INSTRUCTIONS TO FOLLOW -> Every line of the material must be copied exactly.

EXCERPTED DATA ->
------------------------------------------------------------------------

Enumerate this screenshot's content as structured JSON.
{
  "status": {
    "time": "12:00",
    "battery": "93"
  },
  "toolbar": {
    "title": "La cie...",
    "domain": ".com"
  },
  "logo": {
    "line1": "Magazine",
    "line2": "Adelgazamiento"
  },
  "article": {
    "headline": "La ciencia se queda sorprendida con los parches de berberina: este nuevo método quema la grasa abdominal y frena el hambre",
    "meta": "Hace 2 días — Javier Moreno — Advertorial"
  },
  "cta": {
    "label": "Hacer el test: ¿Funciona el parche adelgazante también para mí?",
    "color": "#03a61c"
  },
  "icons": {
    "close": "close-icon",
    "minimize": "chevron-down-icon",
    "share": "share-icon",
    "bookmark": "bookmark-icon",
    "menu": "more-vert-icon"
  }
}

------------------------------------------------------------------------

RESPONSE TO THE TASK ->
Enumerate this screenshot's content as structured JSON.
{
  "status": {
    "time": "12:00",
    "battery": "93"
  },
  "toolbar": {
    "title": "La cie...",
    "domain": ".com"
  },
  "logo": {
    "line1": "Magazine",
    "line2": "Adelgazamiento"
  },
  "article": {
    "headline": "La ciencia se queda sorprendida con los parches de berberina: este nuevo método quema la grasa abdominal y frena el hambre",
    "meta": "Hace 2 días — Javier Moreno — Advertorial"
  },
  "cta": {
    "label": "Hacer el test: ¿Funciona el parche adelgazante también para mí?",
    "color": "#03a61c"
  },
  "icons": {
    "close": "close-icon",
    "minimize": "chevron-down-icon",
    "share": "share-icon",
    "bookmark": "bookmark-icon",
    "menu": "more-vert-icon"
  }
}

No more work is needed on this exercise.